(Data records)

+ + + + +

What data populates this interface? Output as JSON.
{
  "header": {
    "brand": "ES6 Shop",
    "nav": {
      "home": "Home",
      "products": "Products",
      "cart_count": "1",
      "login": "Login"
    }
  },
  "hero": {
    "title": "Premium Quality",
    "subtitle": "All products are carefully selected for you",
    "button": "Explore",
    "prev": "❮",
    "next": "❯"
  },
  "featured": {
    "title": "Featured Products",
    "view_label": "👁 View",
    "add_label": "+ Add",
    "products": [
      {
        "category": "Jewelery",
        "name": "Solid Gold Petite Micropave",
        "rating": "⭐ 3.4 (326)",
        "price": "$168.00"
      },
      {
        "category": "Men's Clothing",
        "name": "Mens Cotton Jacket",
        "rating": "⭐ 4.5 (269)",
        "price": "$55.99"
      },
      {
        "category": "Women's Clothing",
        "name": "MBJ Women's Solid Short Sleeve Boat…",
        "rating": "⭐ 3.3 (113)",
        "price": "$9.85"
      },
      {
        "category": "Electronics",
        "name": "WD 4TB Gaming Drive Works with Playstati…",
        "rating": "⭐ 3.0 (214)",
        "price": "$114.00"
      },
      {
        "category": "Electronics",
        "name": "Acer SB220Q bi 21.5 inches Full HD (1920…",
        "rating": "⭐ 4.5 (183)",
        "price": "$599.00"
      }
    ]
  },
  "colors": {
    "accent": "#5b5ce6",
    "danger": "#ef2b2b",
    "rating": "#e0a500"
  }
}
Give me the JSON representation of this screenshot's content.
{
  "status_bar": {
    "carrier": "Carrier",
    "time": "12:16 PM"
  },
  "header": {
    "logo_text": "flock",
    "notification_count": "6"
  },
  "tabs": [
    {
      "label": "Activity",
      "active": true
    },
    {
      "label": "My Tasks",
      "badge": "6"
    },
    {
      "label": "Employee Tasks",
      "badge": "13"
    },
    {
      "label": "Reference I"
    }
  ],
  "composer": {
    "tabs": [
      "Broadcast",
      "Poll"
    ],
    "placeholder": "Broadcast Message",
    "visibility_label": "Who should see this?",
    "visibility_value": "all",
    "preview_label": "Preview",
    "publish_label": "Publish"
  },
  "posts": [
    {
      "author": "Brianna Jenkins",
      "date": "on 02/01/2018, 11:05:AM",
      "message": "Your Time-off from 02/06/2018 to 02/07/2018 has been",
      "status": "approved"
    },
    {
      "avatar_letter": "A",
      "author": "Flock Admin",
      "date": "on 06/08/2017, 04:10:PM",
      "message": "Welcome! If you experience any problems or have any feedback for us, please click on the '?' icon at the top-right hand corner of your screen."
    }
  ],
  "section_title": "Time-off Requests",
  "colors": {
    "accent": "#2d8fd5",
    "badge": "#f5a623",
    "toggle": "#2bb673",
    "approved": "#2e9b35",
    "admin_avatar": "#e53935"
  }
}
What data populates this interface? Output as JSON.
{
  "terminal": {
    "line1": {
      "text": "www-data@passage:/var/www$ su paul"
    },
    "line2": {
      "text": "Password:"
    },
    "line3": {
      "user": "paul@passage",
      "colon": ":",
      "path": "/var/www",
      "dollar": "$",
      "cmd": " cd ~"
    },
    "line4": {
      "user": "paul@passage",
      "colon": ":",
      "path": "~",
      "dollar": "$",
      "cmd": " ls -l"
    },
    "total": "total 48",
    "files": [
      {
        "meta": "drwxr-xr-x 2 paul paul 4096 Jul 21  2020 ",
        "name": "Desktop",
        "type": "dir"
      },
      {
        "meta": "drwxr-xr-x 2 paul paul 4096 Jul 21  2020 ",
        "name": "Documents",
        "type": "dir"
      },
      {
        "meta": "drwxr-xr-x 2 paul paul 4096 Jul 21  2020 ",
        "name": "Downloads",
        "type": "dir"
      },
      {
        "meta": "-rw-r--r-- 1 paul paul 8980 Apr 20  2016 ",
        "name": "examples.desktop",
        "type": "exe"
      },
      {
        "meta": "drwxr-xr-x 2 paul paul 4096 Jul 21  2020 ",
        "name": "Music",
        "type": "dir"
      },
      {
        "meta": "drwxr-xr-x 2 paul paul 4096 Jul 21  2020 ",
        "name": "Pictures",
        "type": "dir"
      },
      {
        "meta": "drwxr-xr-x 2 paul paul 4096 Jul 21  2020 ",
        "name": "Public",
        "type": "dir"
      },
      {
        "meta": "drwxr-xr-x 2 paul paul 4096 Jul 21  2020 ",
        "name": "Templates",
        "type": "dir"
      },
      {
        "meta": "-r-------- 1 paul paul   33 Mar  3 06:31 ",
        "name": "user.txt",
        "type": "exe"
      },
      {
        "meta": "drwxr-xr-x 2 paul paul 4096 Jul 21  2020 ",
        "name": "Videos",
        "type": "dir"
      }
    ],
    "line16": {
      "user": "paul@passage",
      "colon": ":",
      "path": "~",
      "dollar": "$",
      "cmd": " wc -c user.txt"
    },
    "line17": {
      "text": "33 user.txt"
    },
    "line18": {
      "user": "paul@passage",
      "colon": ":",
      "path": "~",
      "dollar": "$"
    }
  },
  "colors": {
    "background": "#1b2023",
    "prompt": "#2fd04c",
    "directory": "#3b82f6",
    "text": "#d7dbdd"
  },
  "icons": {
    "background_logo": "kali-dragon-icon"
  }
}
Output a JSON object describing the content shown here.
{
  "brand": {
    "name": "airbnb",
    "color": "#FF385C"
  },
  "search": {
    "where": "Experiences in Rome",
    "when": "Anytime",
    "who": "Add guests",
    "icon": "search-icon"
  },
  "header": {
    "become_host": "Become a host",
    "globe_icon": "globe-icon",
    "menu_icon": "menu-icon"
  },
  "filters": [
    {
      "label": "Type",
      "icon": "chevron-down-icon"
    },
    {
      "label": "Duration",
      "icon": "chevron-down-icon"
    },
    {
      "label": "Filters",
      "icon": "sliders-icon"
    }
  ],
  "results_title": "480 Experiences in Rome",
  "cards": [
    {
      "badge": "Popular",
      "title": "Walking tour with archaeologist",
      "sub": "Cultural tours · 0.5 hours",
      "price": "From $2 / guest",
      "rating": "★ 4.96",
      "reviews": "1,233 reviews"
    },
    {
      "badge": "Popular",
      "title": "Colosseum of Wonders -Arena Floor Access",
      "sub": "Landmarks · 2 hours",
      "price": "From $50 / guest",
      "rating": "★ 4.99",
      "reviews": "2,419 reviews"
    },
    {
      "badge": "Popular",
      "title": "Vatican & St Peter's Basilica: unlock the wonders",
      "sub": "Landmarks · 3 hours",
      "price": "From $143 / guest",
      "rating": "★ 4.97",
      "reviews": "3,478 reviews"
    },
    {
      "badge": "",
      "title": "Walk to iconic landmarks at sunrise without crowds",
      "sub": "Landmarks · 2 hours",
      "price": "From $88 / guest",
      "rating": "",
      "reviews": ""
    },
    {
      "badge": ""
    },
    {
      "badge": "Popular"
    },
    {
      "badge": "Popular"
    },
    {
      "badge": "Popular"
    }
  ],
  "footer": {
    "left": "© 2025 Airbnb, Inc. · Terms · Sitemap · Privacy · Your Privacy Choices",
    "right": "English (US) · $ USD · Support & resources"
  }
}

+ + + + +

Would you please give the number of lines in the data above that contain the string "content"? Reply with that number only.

2